exchange stock-market tips. Pregnant rain clouds
pool their gray bellies, and baby trees
shudder. Street vendors with indecipherable accents
hawk Redskin sweatshirts at passers-by
who mutter secrets to their shopping bags.

[From The Bears of Paris]

by Miles David Moore

Dorfbag. Crelmchorm. Kurplipsia. Zort.
Milgafnia. Gzurzgliag. Rgrgrgrgrg.
This is the language that comes unbidden
to Fatslug as he slogs the concrete furrows
of city streets, an ox
harnessed to an urban plow.
It comes as a reaction to blankness,
a substitute for screaming obscenities.
He rides the subway, and thinks zmuglumpf.
He listens to his boss, and thinks vlilvlilvlilv.
He sits alone at home, and thinks oodgast kurpriftriaft.

Fatslug dreams of plastering manifestos
across the cities belligerent walls:

Celvnok xorfel hubran terpagmok plaz
fleegblatz! Jilkania egmorpia orgorg –

He laughs at the thought of passers-by
trying to comprehend the declamatory anguish
of a language incomprehensible even to its author.

It isn’t fear of jail
or printing costs that keep Fatslug
from performing his revolutionary act.
It is, rather, the danger of delivering
your dreams into the hands of the public,

so Fatslug, robbed of his private poetry,
would slog through the concrete nimorks,
farbzart hitched to an urban glink,
bereft of all but the real words
that break occasionally though his chatter,
like sponge. Clam. Nerve. Nude.
Shit. Art. Bread. God.

[previously published in Sulphur River Literary Review]

Fatslug is MAAAD
by Miles David Moore

those stupid people at the stupid
supermarket have a stupid
RAILING up so he can’t take the
STUPID cart to the STUPID car
and has to drive around to the entrance
out unattended where some stupid WINO
can STEAL it or put his PAWS on it

and now some STUPID woman is parked
in the STUPID middle of the STUPID road
shooting the STUPID breeze with her STUPID friend
what else can Fatslug do
but L-A-Y-O-N-T-H-E-H-O-R-N

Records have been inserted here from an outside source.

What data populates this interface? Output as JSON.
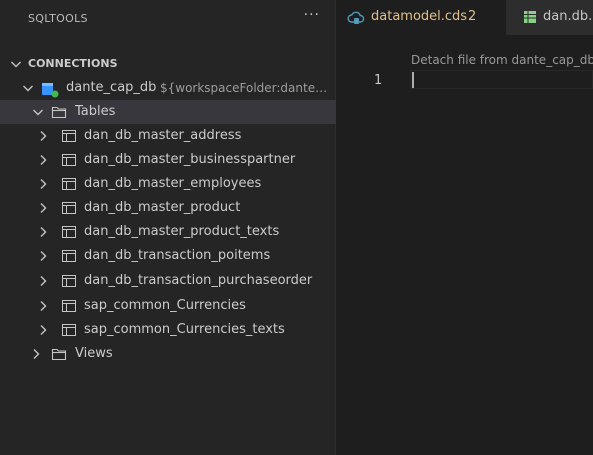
{
  "sidebar": {
    "title": "SQLTOOLS",
    "more_label": "···",
    "section_title": "CONNECTIONS",
    "connection": {
      "name": "dante_cap_db",
      "description": "${workspaceFolder:dante_..."
    },
    "tables_label": "Tables",
    "tables": [
      "dan_db_master_address",
      "dan_db_master_businesspartner",
      "dan_db_master_employees",
      "dan_db_master_product",
      "dan_db_master_product_texts",
      "dan_db_transaction_poitems",
      "dan_db_transaction_purchaseorder",
      "sap_common_Currencies",
      "sap_common_Currencies_texts"
    ],
    "views_label": "Views"
  },
  "editor": {
    "tabs": [
      {
        "label": "datamodel.cds",
        "badge": "2",
        "color": "#e2c08d",
        "icon": "cloud-db-icon"
      },
      {
        "label": "dan.db.m",
        "color": "#c5c5c5",
        "icon": "table-icon"
      }
    ],
    "codelens": "Detach file from dante_cap_db",
    "line_number": "1"
  },
  "colors": {
    "accent": "#e2c08d",
    "connected_dot": "#3fb950",
    "db_icon": "#3794ff",
    "tab_table_icon": "#89d185"
  }
}
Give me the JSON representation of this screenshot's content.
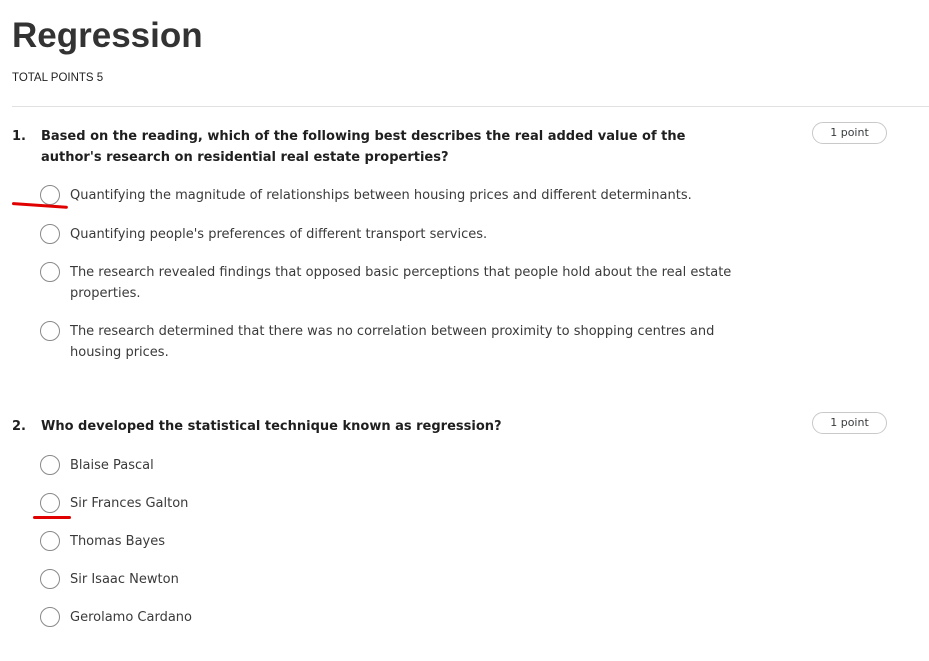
{
  "header": {
    "title": "Regression",
    "total_points": "TOTAL POINTS 5"
  },
  "questions": [
    {
      "number": "1.",
      "text": "Based on the reading, which of the following best describes the real added value of the author's research on residential real estate properties?",
      "points": "1 point",
      "options": [
        "Quantifying the magnitude of relationships between housing prices and different determinants.",
        "Quantifying people's preferences of different transport services.",
        "The research revealed findings that opposed basic perceptions that people hold about the real estate properties.",
        "The research determined that there was no correlation between proximity to shopping centres and housing prices."
      ]
    },
    {
      "number": "2.",
      "text": "Who developed the statistical technique known as regression?",
      "points": "1 point",
      "options": [
        "Blaise Pascal",
        "Sir Frances Galton",
        "Thomas Bayes",
        "Sir Isaac Newton",
        "Gerolamo Cardano"
      ]
    }
  ],
  "colors": {
    "annotation": "#e00000",
    "radio_border": "#8a8a8a",
    "divider": "#e1e1e1"
  }
}
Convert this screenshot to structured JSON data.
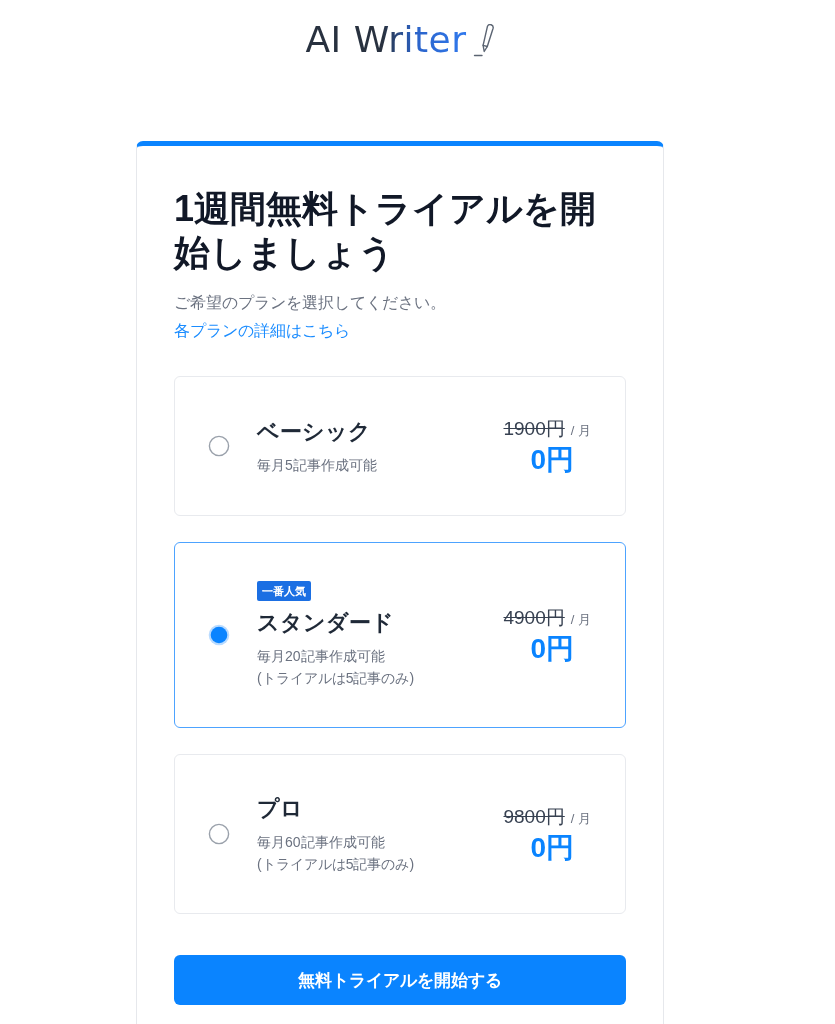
{
  "header": {
    "logo": "AI Writer"
  },
  "card": {
    "title": "1週間無料トライアルを開始しましょう",
    "subtitle": "ご希望のプランを選択してください。",
    "details_link": "各プランの詳細はこちら",
    "plans": [
      {
        "name": "ベーシック",
        "description": [
          "毎月5記事作成可能"
        ],
        "original_price": "1900円",
        "period": "/ 月",
        "price": "0円",
        "selected": false
      },
      {
        "badge": "一番人気",
        "name": "スタンダード",
        "description": [
          "毎月20記事作成可能",
          "(トライアルは5記事のみ)"
        ],
        "original_price": "4900円",
        "period": "/ 月",
        "price": "0円",
        "selected": true
      },
      {
        "name": "プロ",
        "description": [
          "毎月60記事作成可能",
          "(トライアルは5記事のみ)"
        ],
        "original_price": "9800円",
        "period": "/ 月",
        "price": "0円",
        "selected": false
      }
    ],
    "button": "無料トライアルを開始する"
  }
}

and the old man
hobbling down the sidewalk
jumps at the sound of the horn
turns around
looks at Fatslug as if he’d shot him

and slowly, slowly shakes his head.

Fatslug in the Fourth Grade
by Miles David Moore

"Hey FATSLUG," yells Fat
Sandra, surrounded
by her harpy cronies.
"There’s a new girl here
who wants to meetcha!"

The harpies seize
Fatslug and claw
by hideous claw, drag him
over to where the pale
new girl fades into the wall.

"Hello," he says,
holding out his hand.

The pale girl cringes
as from a gargoyle.

Fat Sandra’s laughter
resounds through the centuries.

[From The Bears of Paris]

Copyright © 1999. ALL RIGHTS RESERVED. Duplication of this poetry and/or art without permission of the author/artist is forbidden under copyright law. Please ask permission if you wish to use for non-commercial purposes
  Big Cats in Snow Tuesday, July 11, 2000